TOKYO -- South Korean showbiz giant CJ Group is helping to propel homegrown content into the global mainstream, as it not only distributes music shows on its cable TV and satellite services but joins with Netflix and other global video platforms to bring content to many parts of the world.
Some nations, including the U.S., have elections this year, but a different contest slated for month's end is enthralling an estimated 1 million fans of K-pop, or Korean pop music, around the world. Come Aug. 31, viewers of "Produce 48," a South Korean weekly survival TV show that premiered June 15, will find out which contestants have won enough fan votes to make up a new 12-member female "pop idol" group.
Ahead of the live-broadcast finale, the official website has been inundated by fan comments, such as "They're crazy good dancers!" and "I wish everyone could make the group." Judging by these polyglot posts -- in Korean, Japanese, English, Chinese, Thai and Vietnamese, among other languages -- the anticipation is building among viewers in Asia and beyond.
"Produce 48," aired by music television Mnet, is a collaboration between the network and Yasushi Akimoto, the renowned Japanese pop producer behind the hugely popular idol group AKB48. Mnet is run by CJ Entertainment & Merchandising, or CJ ENM, which is part of the CJ Group, a midsize conglomerate that split off from the Samsung group in 1993. The group began as a sugar producer but now handles businesses ranging from pharmaceuticals to food distribution and entertainment.
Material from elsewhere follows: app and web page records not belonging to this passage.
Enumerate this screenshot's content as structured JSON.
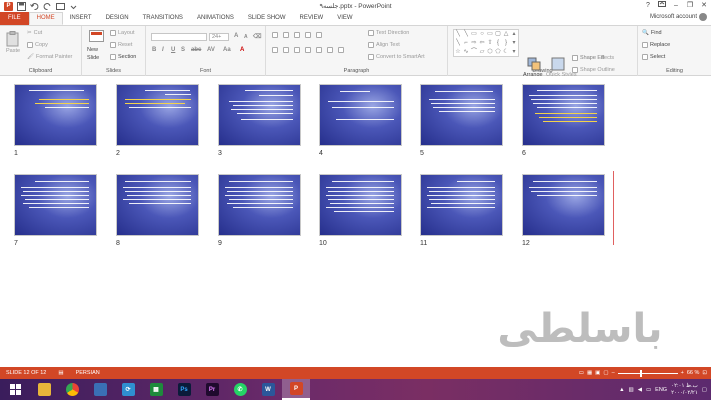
{
  "titlebar": {
    "title": "جلسه۹.pptx - PowerPoint",
    "help": "?",
    "minimize": "–",
    "restore": "❐",
    "close": "✕"
  },
  "tabs": [
    {
      "label": "FILE"
    },
    {
      "label": "HOME"
    },
    {
      "label": "INSERT"
    },
    {
      "label": "DESIGN"
    },
    {
      "label": "TRANSITIONS"
    },
    {
      "label": "ANIMATIONS"
    },
    {
      "label": "SLIDE SHOW"
    },
    {
      "label": "REVIEW"
    },
    {
      "label": "VIEW"
    }
  ],
  "account": {
    "label": "Microsoft account"
  },
  "ribbon": {
    "clipboard": {
      "label": "Clipboard",
      "paste": "Paste",
      "cut": "Cut",
      "copy": "Copy",
      "format_painter": "Format Painter"
    },
    "slides": {
      "label": "Slides",
      "new_slide": "New",
      "new_slide_2": "Slide",
      "layout": "Layout",
      "reset": "Reset",
      "section": "Section"
    },
    "font": {
      "label": "Font",
      "size": "24+"
    },
    "paragraph": {
      "label": "Paragraph",
      "text_direction": "Text Direction",
      "align_text": "Align Text",
      "smartart": "Convert to SmartArt"
    },
    "drawing": {
      "label": "Drawing",
      "arrange": "Arrange",
      "quick_styles": "Quick Styles",
      "shape_fill": "Shape Fill",
      "shape_outline": "Shape Outline",
      "shape_effects": "Shape Effects"
    },
    "editing": {
      "label": "Editing",
      "find": "Find",
      "replace": "Replace",
      "select": "Select"
    }
  },
  "slides": [
    {
      "number": "1"
    },
    {
      "number": "2"
    },
    {
      "number": "3"
    },
    {
      "number": "4"
    },
    {
      "number": "5"
    },
    {
      "number": "6"
    },
    {
      "number": "7"
    },
    {
      "number": "8"
    },
    {
      "number": "9"
    },
    {
      "number": "10"
    },
    {
      "number": "11"
    },
    {
      "number": "12"
    }
  ],
  "watermark": "باسلطی",
  "statusbar": {
    "slide_counter": "SLIDE 12 OF 12",
    "language": "PERSIAN",
    "zoom": "66 %"
  },
  "tray": {
    "lang": "ENG",
    "time": "۰۲:۰۱ ب.ظ",
    "date": "۲۰۰۰/۰۲/۲۱"
  },
  "colors": {
    "accent": "#d24726",
    "slide_bg": "#2e3a9c",
    "taskbar": "#5c2a6e"
  }
}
"Produce 48" is also broadcast in Japan, Southeast Asia and the U.S. via CJ ENM's own cable services or other providers, and streamed in other regions.
The program, which shows the contestants competing in a series of elimination rounds, has drawn a big viewership, boosting K-pop music and concert sales.
"If we can identify viewers with great accuracy across borders, we'll be able to bring in potential advertisers," said a CJ ENM executive. The company is aiming to boost its revenue from the 4.4 trillion won ($3.93 billion) estimated for 2018 by 50% in three years.
Hanryu, or Hallyu, translated as the Korean wave, began with TV dramas. One called "Winter Sonata" became a huge hit in Japan in 2003 and later many other markets, and brought Korean TV series to the global mainstream along with "Dae Jang Geum" and other shows. K-pop's explosion as a global phenomenon followed.
Male duo TVXQ!, Girls' Generation and Kara were among the chart-topping groups in that period, when programs were generally developed for TV broadcast. But around 2014, CJ ENM started focusing on streaming.
"Our planning capability for creating video content is versatile. We have a number of world-class creators in house," the CJ ENM executive said. Now that fans are watching videos online, the company is strategically seeking major domestic players for streaming in the U.S. and China.
Studio Dragon, a production company in the CJ ENM group, in July licensed a 24-episode history drama series called "Mr. Sunshine" to Netflix, the American streaming powerhouse with more than 100 million members worldwide. It marked the first exclusive distribution for the studio, which pocketed a licensing fee estimated at $36 million.
In China, CJ ENM has partnerships with Youku, the video streaming platform member of the Alibaba Group Holding, and a unit of Tencent Holdings, gaining a foothold in the world's second-largest economy.
CJ ENM itself is focusing on producing content tailored to online viewing. It formed a joint venture with a major talent agency in South Korea last month in a bid to secure popular performers. It has also signed contracts with 1,400 popular YouTubers in South Korea and abroad in an effort to create viewer-catching content for smartphones.
The company is also spending on technology to better understand viewer behavior. It teamed up with U.S. audience research giant Nielsen to develop a system quantifying viewer reactions on social media sites.
"Produce 48" is part of these efforts. CJ ENM has the ambitious goal of boosting its overseas sales portion from 17% projected for 2018 to 32% in three years.
Exports by South Korea's broadcast content sector reached $2.02 billion in 2016, according to the Korea Creative Content Agency -- six times the figure for Japan, known as another major content producer in Asia. Japan, for its part, is playing catch-up, with major media companies joining with streamlining powerhouses. Fuji Television Network is working with Youku to distribute Japanese dramas in mainland China, while Hulu's Japanese service, a unit of Nippon Television Network, started streaming new dramas for foreign viewers in 19 Asian markets this April.